Henry then did not conquer Ireland in the sense in which William I conquered England, or even in the sense in which William would have conquered England had there been no insurrections after his coronation.
It was rather as though William had merely established a few of his followers with a couple of earldoms and several minor baronies carved out of Wessex, and had then left the country to take care of itself under the nominal control of one justiciar.
Practically this was what Henry did in Ireland. He placed Hugh de Lacey in Dublin as justiciar, and gave him the great earldom of Meath to counterbalance Strongbpw's earldom, of Leinster. A few Normans held scattered territories, while the bulk of the Irish chiefs retained their land as feudatories of the English king.
The English Pale
The English law ran only in the regions from Waterford to Dublin known as the English Pale. Henry, in fact, was quite as anxious to ensure that the Norman barons in Ireland should not become too powerful as to establish over the whole country a control which would have been costly and unremunerative.
It was indeed his intention, at the time of the conquest of Ireland, to part his great dominion among his four sons; and probably when he annexed Ireland he had the idea of making it the portion for the youngest of them, John, who had come into the world ten years after his elder brothers and could otherwise only be provided for by slices out of their territory.
But the fact remains that his organisation of a government for Ireland never went beyond the initial stages; and when twelve years later John did actually visit Ireland, his behaviour went very near to driving the native chiefs into a general insurrection.
In short, the official government exercised only a very inefficient control within the Pale and none at all outside it; while the Norman barons made fresh acquisitions of territory for themselves and, like the Danes before them, adapted themselves to the native manners and customs; and the Fitzurses, by translating their name into its Celtic equivalent McMahon, exemplified the general truth that they had become in spirit much more Irish than Norman.

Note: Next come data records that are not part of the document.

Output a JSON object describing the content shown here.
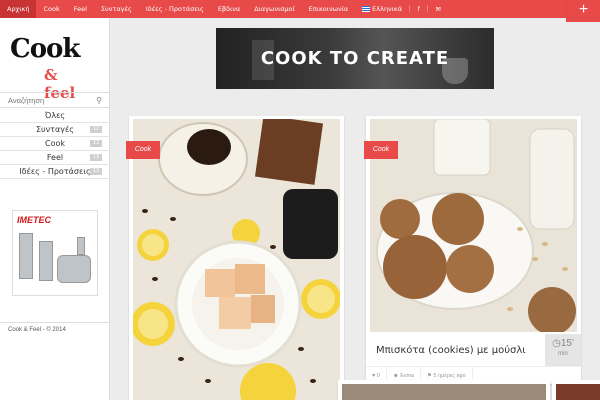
{
  "nav": {
    "items": [
      {
        "label": "Αρχική",
        "active": true
      },
      {
        "label": "Cook"
      },
      {
        "label": "Feel"
      },
      {
        "label": "Συνταγές"
      },
      {
        "label": "Ιδέες - Προτάσεις"
      },
      {
        "label": "Εβδινα"
      },
      {
        "label": "Διαγωνισμοί"
      },
      {
        "label": "Επικοινωνία"
      },
      {
        "label": "Ελληνικά"
      }
    ],
    "social": [
      "f",
      "✉"
    ],
    "plus_label": "+",
    "accent_color": "#e84a4a"
  },
  "sidebar": {
    "logo": {
      "word1": "Cook",
      "word2": "& feel"
    },
    "search_placeholder": "Αναζήτηση",
    "categories": [
      {
        "label": "Όλες",
        "count": ""
      },
      {
        "label": "Συνταγές",
        "count": "12"
      },
      {
        "label": "Cook",
        "count": "12"
      },
      {
        "label": "Feel",
        "count": "13"
      },
      {
        "label": "Ιδέες - Προτάσεις",
        "count": "13"
      }
    ],
    "ad_brand": "IMETEC",
    "footer": "Cook & Feel - © 2014"
  },
  "banner": {
    "text": "COOK TO CREATE"
  },
  "cards": [
    {
      "badge": "Cook"
    },
    {
      "badge": "Cook",
      "title": "Μπισκότα (cookies) με μούσλι",
      "time_value": "15'",
      "time_unit": "min",
      "likes": "0",
      "author": "Evina",
      "date": "5 ημέρες ago"
    }
  ]
}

This article is excerpted from the book, 'A History of the British Nation', by AD Innes, published in 1912 by TC & EC Jack, London. I picked up this delightful tome at a second-hand bookstore in Calgary, Canada, some years ago. Since it is now more than 70 years since Mr Innes's death in 1938, we are able to share the complete text of this book with Britain Express readers. Some of the author's views may be controversial by modern standards, particularly his attitudes towards other cultures and races, but it is worth reading as a period piece of British attitudes at the time of writing.